For Tagore, cities everywhere from “San Francisco to London, from London to Tokyo” seemed to convey a routine physiognomy. His favourable disposition towards rural Bengal and lack of affection for Calcutta – an “upstart town” with pitiable “manners” – is well known; he once recoiled with horror upon noticing factories erected on either side of the Ganges. For all his critique of urbanism, Tagore was quite clear what the role of cities ought to be which, for him, was to “enrich the entire society.” ‘Greed’ on the part of modern towns and cities was anti-democratic. Tagore sadly reminisced about “sky-scrapers frown[ing]” on him during one of his stays in “the giant’s Castle of Wealth…America.” Following his experience, one can almost imagine the following words of his as being addressed to Robert Moses:
[It should be] realise[d] that the mere process of addition [does] not create fulfilment; that mere size of acquisition [does] not produce happiness; that greater velocity of movement [does] not necessarily constitute progress and that change [can] only have meaning in relation, to some clear ideal of completeness.

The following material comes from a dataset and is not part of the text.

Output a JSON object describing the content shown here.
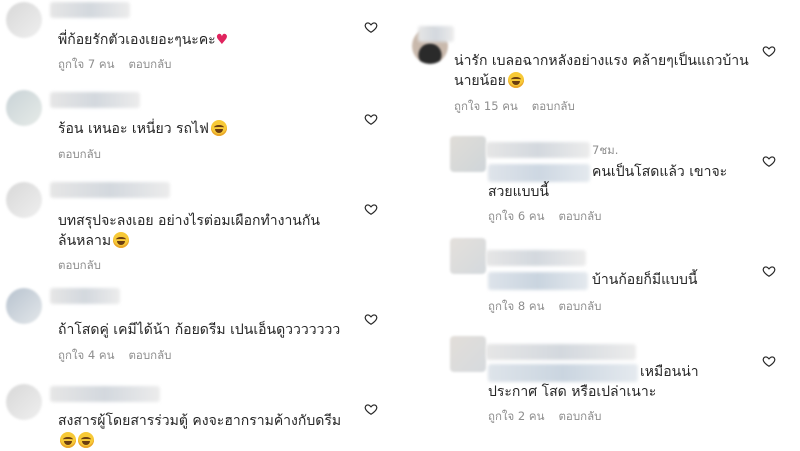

In his lectures on nationalism, Tagore critiques, among other things, rampant commercialism which follows the spread of modern capital. Another related aspect of Tagore’s understanding of modernity is that he is, most crucially, critical towards a utilitarian treatment of humankind and human relations. The modern project promotes the utilisation of man as material. When socialist Russia valorised the ‘Stakhanovite’ or capitalist America romanticised the ‘working class hero’, they were but only overindulging in this very embedded feature of modernity. Tagore believed that humans could only be perfectly revealed spiritually and not materially. This is why he blamed the unhappiness that the modern age had left in its wake not so much on material poverty but a loss of people’s humanity. In other words, an estrangement of humans from their spiritual bonds – which, for Tagore, was the only real universal – had caused humankind’s depressing state of existence in the last century. Just as science had released man from the shackles of ignorance and absolutism, so too had commerce served as a powerful thrust for his progress but it had to be kept in mind that the domain of both science and commerce was the ‘material world.’
Peace, according to Tagore, could only come about once men realised their ‘spiritual unity’ with other men. It was futile for a warring Europe to build peace on a foundation of science and trade. Tagore, therefore, can be read as a critic of functionalism (particularly when it overplays the role of commerce) which, as David Mitrany states, “emphasises the common index of need.” Functionalists expect inter-state cooperation in the fulfilment of such needs (whether of a material or technical nature) to lead to stronger ties among states. For, Tagore, though, materialism can never be the basis for any enduring union of peoples.
Arko Dasgupta is with the Centre for Political Studies at Jawaharlal Nehru University.